In viewing soccer, I’ve always gotten the sense that the game we’re watching represents some bigger metaphor for the life we lead. Two clubs, batting inch for inch up the pitch, each tiny battle won or lost, a portion of a bigger picture. It’s why when a goal occurs it is such a cause for celebration; the goal is the reward for the long battle held.

Author Jag Shoker’s “Playing the Beautiful Game” is a series of quotations, or “verses” as Shoker calls them that are to assist us in maneuvering through our life using football as the metaphor. As Shoker describes in the introduction, “Life, sport and business are all at times, games. Your success within the game depends so much upon the clarity, strength and purpose with which you play the game.”

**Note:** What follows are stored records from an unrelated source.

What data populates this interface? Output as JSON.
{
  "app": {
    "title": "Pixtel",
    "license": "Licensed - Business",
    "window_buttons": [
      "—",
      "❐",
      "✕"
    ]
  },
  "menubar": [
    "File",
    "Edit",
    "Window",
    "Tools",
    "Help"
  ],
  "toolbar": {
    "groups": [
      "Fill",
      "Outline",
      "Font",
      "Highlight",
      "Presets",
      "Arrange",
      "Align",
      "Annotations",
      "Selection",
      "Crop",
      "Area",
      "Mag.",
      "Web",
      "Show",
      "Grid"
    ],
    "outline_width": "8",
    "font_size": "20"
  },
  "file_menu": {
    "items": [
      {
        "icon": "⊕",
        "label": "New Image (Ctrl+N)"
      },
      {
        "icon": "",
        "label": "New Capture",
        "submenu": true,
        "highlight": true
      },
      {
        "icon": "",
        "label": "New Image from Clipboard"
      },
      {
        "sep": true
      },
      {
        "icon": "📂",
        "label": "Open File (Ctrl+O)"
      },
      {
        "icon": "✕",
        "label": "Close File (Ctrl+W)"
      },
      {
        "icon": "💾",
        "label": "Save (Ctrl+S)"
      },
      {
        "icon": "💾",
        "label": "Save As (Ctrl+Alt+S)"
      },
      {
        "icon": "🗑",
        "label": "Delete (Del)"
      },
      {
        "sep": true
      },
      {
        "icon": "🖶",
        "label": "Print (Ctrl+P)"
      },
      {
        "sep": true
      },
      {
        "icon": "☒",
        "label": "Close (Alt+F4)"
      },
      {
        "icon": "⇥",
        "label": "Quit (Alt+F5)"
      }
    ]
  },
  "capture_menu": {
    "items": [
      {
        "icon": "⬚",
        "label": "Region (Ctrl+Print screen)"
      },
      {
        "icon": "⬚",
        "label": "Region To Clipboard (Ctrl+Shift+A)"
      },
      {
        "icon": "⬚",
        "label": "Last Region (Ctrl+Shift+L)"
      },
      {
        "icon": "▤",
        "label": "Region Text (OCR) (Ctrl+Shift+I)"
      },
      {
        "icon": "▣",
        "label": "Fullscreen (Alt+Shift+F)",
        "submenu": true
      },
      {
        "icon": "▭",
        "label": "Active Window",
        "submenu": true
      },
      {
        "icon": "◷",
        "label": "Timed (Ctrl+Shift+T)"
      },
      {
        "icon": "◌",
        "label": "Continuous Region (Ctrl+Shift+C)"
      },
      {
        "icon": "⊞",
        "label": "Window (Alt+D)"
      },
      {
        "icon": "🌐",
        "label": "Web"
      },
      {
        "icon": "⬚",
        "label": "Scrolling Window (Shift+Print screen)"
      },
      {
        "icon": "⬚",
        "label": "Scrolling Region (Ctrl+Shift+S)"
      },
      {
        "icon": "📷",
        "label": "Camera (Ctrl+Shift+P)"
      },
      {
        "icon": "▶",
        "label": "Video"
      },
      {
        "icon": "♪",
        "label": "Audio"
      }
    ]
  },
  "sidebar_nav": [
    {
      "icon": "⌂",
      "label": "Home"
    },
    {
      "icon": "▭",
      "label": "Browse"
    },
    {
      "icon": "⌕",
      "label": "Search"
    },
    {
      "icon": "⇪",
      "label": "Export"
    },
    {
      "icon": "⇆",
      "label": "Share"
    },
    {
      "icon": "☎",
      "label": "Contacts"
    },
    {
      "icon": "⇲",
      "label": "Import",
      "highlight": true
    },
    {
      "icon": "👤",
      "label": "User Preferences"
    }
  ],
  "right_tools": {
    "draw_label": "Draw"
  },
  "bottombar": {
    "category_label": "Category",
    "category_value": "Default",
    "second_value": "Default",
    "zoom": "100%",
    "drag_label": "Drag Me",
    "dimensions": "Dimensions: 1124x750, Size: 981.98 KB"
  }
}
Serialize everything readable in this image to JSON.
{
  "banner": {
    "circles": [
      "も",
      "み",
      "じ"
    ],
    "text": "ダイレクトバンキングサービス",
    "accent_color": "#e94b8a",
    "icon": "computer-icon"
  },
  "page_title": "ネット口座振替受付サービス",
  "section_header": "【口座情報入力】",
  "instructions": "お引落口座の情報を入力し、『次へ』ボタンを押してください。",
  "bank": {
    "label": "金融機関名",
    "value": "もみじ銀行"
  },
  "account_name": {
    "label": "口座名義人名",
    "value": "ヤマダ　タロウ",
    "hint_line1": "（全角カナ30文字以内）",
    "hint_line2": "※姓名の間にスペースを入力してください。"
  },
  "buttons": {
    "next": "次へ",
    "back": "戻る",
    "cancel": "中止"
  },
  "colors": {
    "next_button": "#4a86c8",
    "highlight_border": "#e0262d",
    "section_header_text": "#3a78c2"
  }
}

In “Playing,” the pitch represents the stage upon which you grow, the game is whatever you imagine it to be (your work, life, an actual game) and the beautiful game represents your best performance. The verses in the book consist of almost haiku like passages that are supposed to inspire you to succeed. Here’s an example: “When others criticize your game, ask yourself — is there any truth in what has been said? If no, have the courage to play your game. If so, have the courage to change your game.”

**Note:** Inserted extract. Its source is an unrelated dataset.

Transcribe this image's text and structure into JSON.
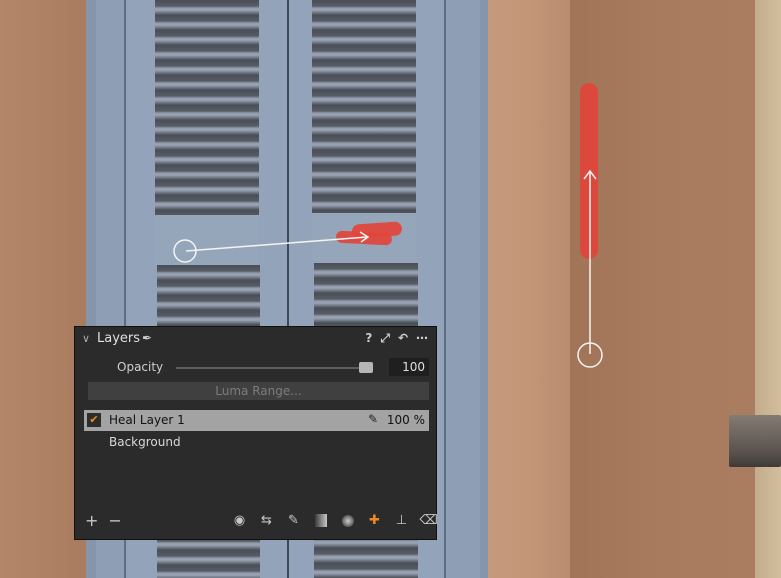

This is the entirety of the book. This being said, is Playing the Beautiful Game worth your money? The best possible answer to this is that if you are someone who buys the “Chicken Soup” books and you love soccer, then it would seem that you would love this, as it takes pretty standard pieces of advice and semi shoves those pieces of advice into a soccer setting. A lot of this would probably be great for businessmen and -women, as the book is chock full of metaphors about how to keep your head up in a corporate environment.

All in all, Playing the Beautiful Game is a stocking stuffer. It’s 123 pages of verses that cover a very niche area (that being people who love soccer and also need advice). If you believe it, it works. If you don’t no one will ever convince you otherwise.